SEARCH OF THE RIVER FORTH
At first light this morning the search resumed for two fishermen missing overnight on a windswept, bitterly cold Firth of Forth.
But as every minute passed hopes were fading for the two men, believed to be neighbours from the Edinburgh area, as no sign of the men and their 12 foot motorboat was found.
Throughout the night no fewer than seven local lifeboats, inshore and offshore, from stations at Kinghorn, Dunbar, North Berwick, South Queensferry and Anstruther, were being co-ordinated by HM Coastguard at Fifeness, near Crail, in an effort to find the men alive.

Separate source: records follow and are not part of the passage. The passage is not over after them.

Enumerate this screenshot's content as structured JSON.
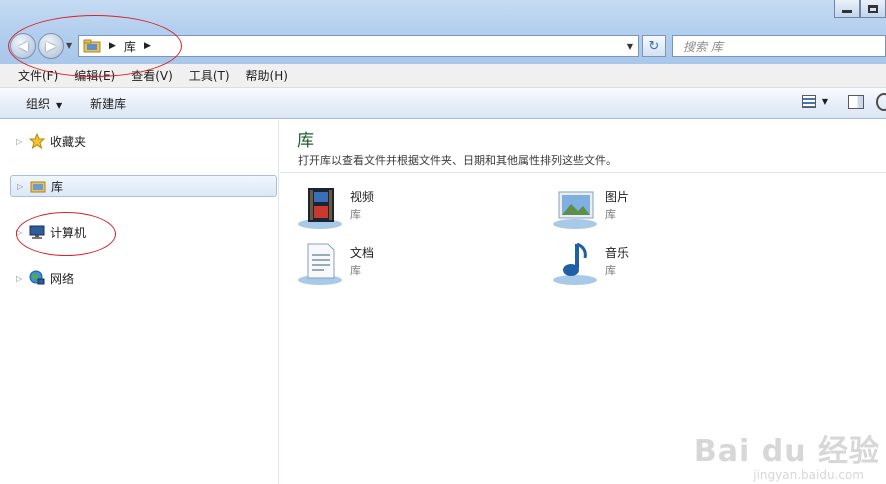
{
  "window": {
    "minimize_label": "",
    "maximize_label": "",
    "close_label": ""
  },
  "address_bar": {
    "crumbs": [
      "库"
    ]
  },
  "search": {
    "placeholder": "搜索 库"
  },
  "menu": [
    "文件(F)",
    "编辑(E)",
    "查看(V)",
    "工具(T)",
    "帮助(H)"
  ],
  "commands": {
    "organize": "组织",
    "new_library": "新建库"
  },
  "sidebar": {
    "items": [
      {
        "label": "收藏夹",
        "icon": "star-icon"
      },
      {
        "label": "库",
        "icon": "library-folder-icon"
      },
      {
        "label": "计算机",
        "icon": "computer-icon"
      },
      {
        "label": "网络",
        "icon": "network-icon"
      }
    ]
  },
  "content": {
    "title": "库",
    "description": "打开库以查看文件并根据文件夹、日期和其他属性排列这些文件。",
    "libraries": [
      {
        "name": "视频",
        "type": "库",
        "icon": "video-library-icon"
      },
      {
        "name": "图片",
        "type": "库",
        "icon": "pictures-library-icon"
      },
      {
        "name": "文档",
        "type": "库",
        "icon": "documents-library-icon"
      },
      {
        "name": "音乐",
        "type": "库",
        "icon": "music-library-icon"
      }
    ]
  },
  "watermark": {
    "brand": "Bai du 经验",
    "url": "jingyan.baidu.com"
  },
  "colors": {
    "title_green": "#1e5d2d",
    "annotation_red": "#d8232a",
    "selection_bg": "#dbe8f7"
  }
}
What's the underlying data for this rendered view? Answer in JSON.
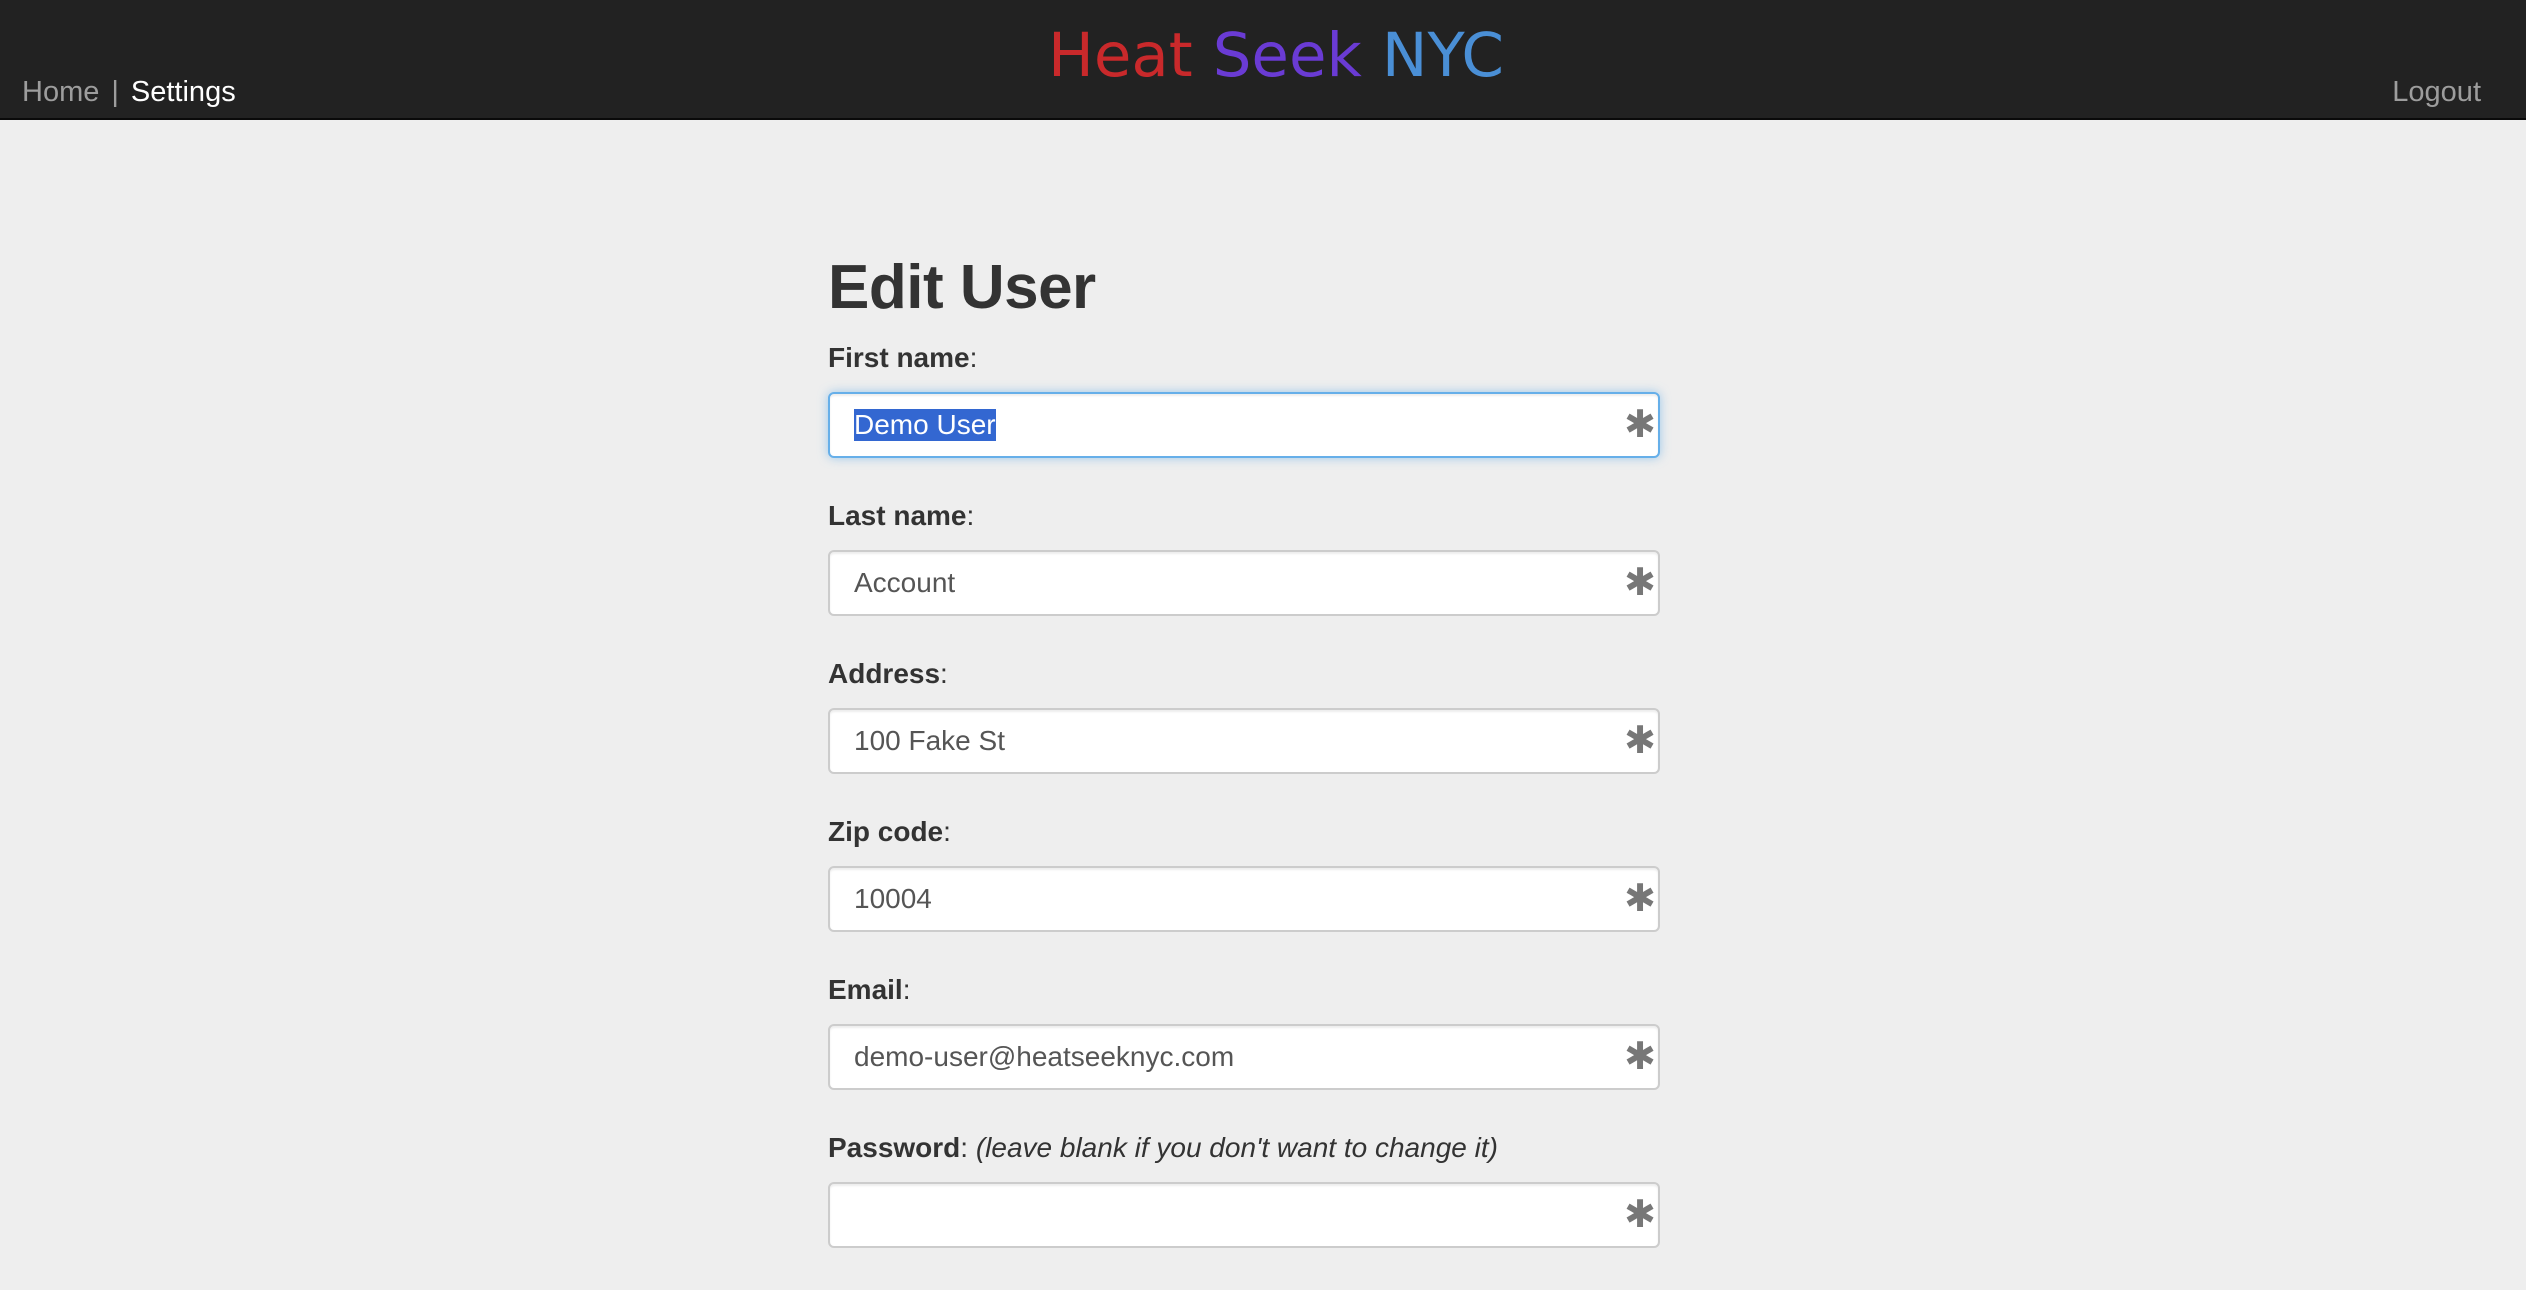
{
  "nav": {
    "home_label": "Home",
    "separator": "|",
    "settings_label": "Settings",
    "logout_label": "Logout"
  },
  "brand": {
    "word1": "Heat",
    "word2": "Seek",
    "word3": "NYC",
    "colors": {
      "heat": "#c9292b",
      "seek": "#6a3bd4",
      "nyc": "#4a8fd6"
    }
  },
  "form": {
    "title": "Edit User",
    "fields": {
      "first_name": {
        "label": "First name",
        "colon": ":",
        "value": "Demo User",
        "required_icon": "asterisk-icon"
      },
      "last_name": {
        "label": "Last name",
        "colon": ":",
        "value": "Account",
        "required_icon": "asterisk-icon"
      },
      "address": {
        "label": "Address",
        "colon": ":",
        "value": "100 Fake St",
        "required_icon": "asterisk-icon"
      },
      "zip_code": {
        "label": "Zip code",
        "colon": ":",
        "value": "10004",
        "required_icon": "asterisk-icon"
      },
      "email": {
        "label": "Email",
        "colon": ":",
        "value": "demo-user@heatseeknyc.com",
        "required_icon": "asterisk-icon"
      },
      "password": {
        "label": "Password",
        "colon": ": ",
        "hint": "(leave blank if you don't want to change it)",
        "value": "",
        "required_icon": "asterisk-icon"
      }
    }
  }
}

"But with temperatures as low as they are, obviously our concerns are mounting the longer it takes to find any trace of the men or their boat," explained Alan McIlravie of Kinghorn Lifeboat at lunchtime today.
"But nobody involved in the search is giving up hope and the sweep of the entire Forth, from Alloa beyond the Kincardine Bridge, to the mouth of the river will continue to be covered until we do find them.
"The search is being co-ordinated in a grid fashion with each lifeboat having a particular area to sweep and we remain confident at this time that we will find the men, such is the detail of the efforts being made."
But for the Kinghorn crew the search has not been without added drama.
The men were reported missing around 8pm on Saturday night with the Kinghorn Atlantic 75 craft, one of the fastest in the RNLI fleet, being among the first to be launched.
"The sheer length of the search time has meant we have had to swap crews three times," continued Alan McIlravie, "and to add to our concerns we are expecting a crew of mechanics from the Scottish RNLI headquarters in Perth later today to swap engines on the lifeboat as the existing one has been overheating badly.
"But we are determined to remain at sea for as long as we have to," he added finally, "in the hope that the men can be found safe and well."
The Kinghorn Lifeboat has now been launched a record amount of times this year with the volunteer crew being called into action on more than 50 occasions.
Earlier this week RNLI national operations director Michael Vlasto issued a festive appeal for support from communities for their local crews.
"They give up their time freely 365 days a year and are always ready to risk their lives for others," he said.
"I would ask people, therefore, to spare a thought for those involved and also consider making a donation to help us continue this life-saving work."
Mr Vlasto also issued an important appeal for boat owners and others to take time to consider their own safety, always ensuring that their craft are in good order, to carry spare fuel, adequate safety equipment and to make sure that lifejackets are worn at all times.
The RNLI is a charity funded by voluntary donations and legacies and costs nearly £300,000 a day to run its 231 lifeboat stations around the UK and Republic of Ireland from where, during 2002 they rescued 7365 people, an average of 20 a day.